But bureaucrats like Sachan were only cogs in the wheel. The mounting evidence clearly points towards a conspiracy at the highest level. It is reminiscent of Bihar’s fodder scam — only the scale and the amount of money involved in NRHM is many times more. A CBI probe could lead to the unravelling of Mayawati’s impregnable political and financial empire.
The disproportionate assets case built by the CBI against her has been in a limbo for many years. Mayawati had sought the quashing of the CBI’s case by filing a writ petition before the Supreme Court in 2008. Since then, there has been an interim stay on the filing of a chargesheet against her. Both the Centre and Mayawati have sought repeated adjournments in the case and as a result, no meaningful hearing has taken place in more than a year. “If both of you are together, then let the matter go,” an SC Bench had commented in exasperation in September 2010, expressing its frustration at the ping-pong game of adjournments played by both sides.
Even in the NRHM-related PIL before the Allahabad High Court, the Centre has taken an ambivalent stand on the plea to initiate a CBI probe. Appearing in the court on behalf of the Centre, Additional Solicitor General Ashok Nigam stated on 4 August that the matter was for the court to decide, thus refusing to take a clear stand. This is in stark contrast to the belligerent stance taken by Rahul Gandhi against Mayawati in the political theatre.
Will the NRHM probe go the way of the Bihar fodder scam and the Taj Corridor scam? Only time will tell. However, one thing is for sure. There won’t be any remedy for the lakhs of poor who either died or became invalid because of lack of access to health facilities. And the taxpayers’ money — your and my money — which was meant for the poor but has been instead pocketed by the politicians and bureaucrats, will never come back.

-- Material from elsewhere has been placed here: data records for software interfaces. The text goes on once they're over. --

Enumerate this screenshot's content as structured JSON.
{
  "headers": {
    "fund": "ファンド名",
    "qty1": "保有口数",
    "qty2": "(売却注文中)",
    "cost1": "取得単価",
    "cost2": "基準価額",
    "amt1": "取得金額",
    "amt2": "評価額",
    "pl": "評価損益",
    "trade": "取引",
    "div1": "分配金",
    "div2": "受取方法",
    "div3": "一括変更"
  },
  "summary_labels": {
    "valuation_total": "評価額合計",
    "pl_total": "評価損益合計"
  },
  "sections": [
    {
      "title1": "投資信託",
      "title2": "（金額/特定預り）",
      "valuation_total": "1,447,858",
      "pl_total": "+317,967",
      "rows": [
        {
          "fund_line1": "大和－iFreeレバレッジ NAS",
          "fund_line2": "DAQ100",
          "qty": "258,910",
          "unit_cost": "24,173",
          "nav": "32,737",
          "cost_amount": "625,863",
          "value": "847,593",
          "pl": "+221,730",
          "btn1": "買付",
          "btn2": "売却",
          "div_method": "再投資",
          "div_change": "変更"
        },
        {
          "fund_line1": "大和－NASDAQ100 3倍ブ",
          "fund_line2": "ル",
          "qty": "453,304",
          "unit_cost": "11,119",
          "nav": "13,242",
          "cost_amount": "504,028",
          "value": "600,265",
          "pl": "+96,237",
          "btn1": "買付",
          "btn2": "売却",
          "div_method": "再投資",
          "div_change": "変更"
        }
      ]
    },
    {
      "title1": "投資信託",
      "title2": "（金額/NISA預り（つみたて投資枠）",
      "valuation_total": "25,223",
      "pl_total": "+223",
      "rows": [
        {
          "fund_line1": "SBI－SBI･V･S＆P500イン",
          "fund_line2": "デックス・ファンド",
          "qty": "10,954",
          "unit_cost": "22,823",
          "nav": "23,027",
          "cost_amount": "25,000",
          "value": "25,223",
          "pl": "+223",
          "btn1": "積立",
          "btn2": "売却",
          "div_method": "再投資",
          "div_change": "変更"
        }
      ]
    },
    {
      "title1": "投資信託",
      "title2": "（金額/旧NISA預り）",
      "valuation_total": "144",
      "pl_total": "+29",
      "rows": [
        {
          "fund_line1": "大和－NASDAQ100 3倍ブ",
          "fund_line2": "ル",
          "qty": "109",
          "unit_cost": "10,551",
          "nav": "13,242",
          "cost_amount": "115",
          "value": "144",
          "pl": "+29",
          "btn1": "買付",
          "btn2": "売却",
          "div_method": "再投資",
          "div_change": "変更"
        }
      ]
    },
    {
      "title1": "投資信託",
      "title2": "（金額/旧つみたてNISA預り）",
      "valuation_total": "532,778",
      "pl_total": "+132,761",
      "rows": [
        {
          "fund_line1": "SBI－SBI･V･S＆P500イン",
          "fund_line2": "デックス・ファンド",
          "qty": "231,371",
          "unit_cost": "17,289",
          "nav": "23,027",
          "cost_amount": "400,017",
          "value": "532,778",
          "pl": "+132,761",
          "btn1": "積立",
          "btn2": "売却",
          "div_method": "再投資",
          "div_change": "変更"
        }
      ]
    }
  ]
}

With inputs from Etmad Khan
Ashish Khetan is Editor, Investigations with Tehelka.